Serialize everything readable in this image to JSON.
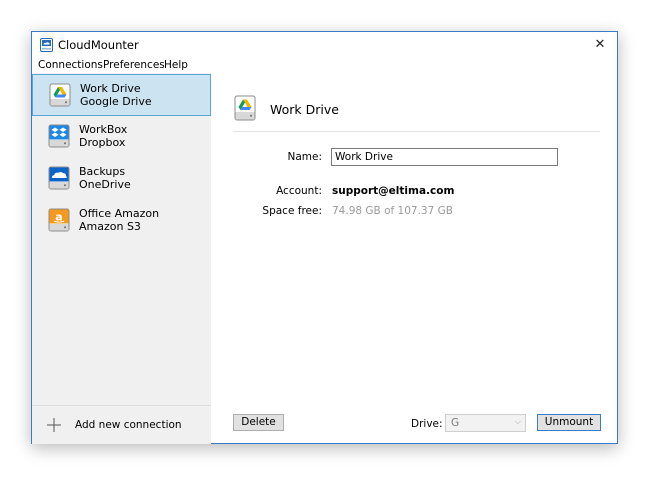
{
  "window": {
    "title": "CloudMounter",
    "close_glyph": "✕",
    "app_icon": "cloudmounter-icon"
  },
  "menu": [
    "Connections",
    "Preferences",
    "Help"
  ],
  "sidebar": {
    "items": [
      {
        "name": "Work Drive",
        "service": "Google Drive",
        "icon": "google-drive-icon",
        "selected": true
      },
      {
        "name": "WorkBox",
        "service": "Dropbox",
        "icon": "dropbox-icon",
        "selected": false
      },
      {
        "name": "Backups",
        "service": "OneDrive",
        "icon": "onedrive-icon",
        "selected": false
      },
      {
        "name": "Office Amazon",
        "service": "Amazon S3",
        "icon": "amazon-s3-icon",
        "selected": false
      }
    ],
    "add_label": "Add new connection"
  },
  "details": {
    "title": "Work Drive",
    "name_label": "Name:",
    "name_value": "Work Drive",
    "account_label": "Account:",
    "account_value": "support@eltima.com",
    "space_label": "Space free:",
    "space_value": "74.98 GB of 107.37 GB"
  },
  "footer": {
    "delete_label": "Delete",
    "drive_label": "Drive:",
    "drive_value": "G",
    "unmount_label": "Unmount"
  },
  "colors": {
    "accent": "#3a7cc9",
    "selected_bg": "#cce4f1",
    "selected_border": "#5ba4d6",
    "sidebar_bg": "#f0f0f0",
    "google_green": "#0f9d58",
    "google_yellow": "#f4b400",
    "google_blue": "#4285f4",
    "dropbox_blue": "#1e88e5",
    "onedrive_blue": "#0b64c8",
    "amazon_orange": "#f39a1e"
  }
}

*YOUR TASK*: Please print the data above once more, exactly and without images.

*EXERCISE ANSWER*:
Serialize everything readable in this image to JSON.
{
  "window": {
    "title": "CloudMounter",
    "close_glyph": "✕",
    "app_icon": "cloudmounter-icon"
  },
  "menu": [
    "Connections",
    "Preferences",
    "Help"
  ],
  "sidebar": {
    "items": [
      {
        "name": "Work Drive",
        "service": "Google Drive",
        "icon": "google-drive-icon",
        "selected": true
      },
      {
        "name": "WorkBox",
        "service": "Dropbox",
        "icon": "dropbox-icon",
        "selected": false
      },
      {
        "name": "Backups",
        "service": "OneDrive",
        "icon": "onedrive-icon",
        "selected": false
      },
      {
        "name": "Office Amazon",
        "service": "Amazon S3",
        "icon": "amazon-s3-icon",
        "selected": false
      }
    ],
    "add_label": "Add new connection"
  },
  "details": {
    "title": "Work Drive",
    "name_label": "Name:",
    "name_value": "Work Drive",
    "account_label": "Account:",
    "account_value": "support@eltima.com",
    "space_label": "Space free:",
    "space_value": "74.98 GB of 107.37 GB"
  },
  "footer": {
    "delete_label": "Delete",
    "drive_label": "Drive:",
    "drive_value": "G",
    "unmount_label": "Unmount"
  },
  "colors": {
    "accent": "#3a7cc9",
    "selected_bg": "#cce4f1",
    "selected_border": "#5ba4d6",
    "sidebar_bg": "#f0f0f0",
    "google_green": "#0f9d58",
    "google_yellow": "#f4b400",
    "google_blue": "#4285f4",
    "dropbox_blue": "#1e88e5",
    "onedrive_blue": "#0b64c8",
    "amazon_orange": "#f39a1e"
  }
}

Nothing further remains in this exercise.